Your goal:
In the records that follow, find each line with "value" and pull it out.

(Interface dataset entries)

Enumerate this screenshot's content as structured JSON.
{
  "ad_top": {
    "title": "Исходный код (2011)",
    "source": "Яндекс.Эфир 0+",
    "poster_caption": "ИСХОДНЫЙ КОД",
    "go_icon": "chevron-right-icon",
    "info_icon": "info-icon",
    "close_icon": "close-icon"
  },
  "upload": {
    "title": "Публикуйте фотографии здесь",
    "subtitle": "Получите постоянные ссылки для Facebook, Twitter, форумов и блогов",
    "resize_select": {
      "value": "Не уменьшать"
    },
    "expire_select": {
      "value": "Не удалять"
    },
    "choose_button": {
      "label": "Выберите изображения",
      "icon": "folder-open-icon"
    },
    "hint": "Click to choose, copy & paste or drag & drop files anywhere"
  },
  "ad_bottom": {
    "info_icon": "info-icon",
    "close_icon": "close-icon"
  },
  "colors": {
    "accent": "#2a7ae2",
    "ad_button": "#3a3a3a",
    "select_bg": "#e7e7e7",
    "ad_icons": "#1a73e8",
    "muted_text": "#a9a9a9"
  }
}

Expected answer:
      "value": "Не уменьшать"
      "value": "Не удалять"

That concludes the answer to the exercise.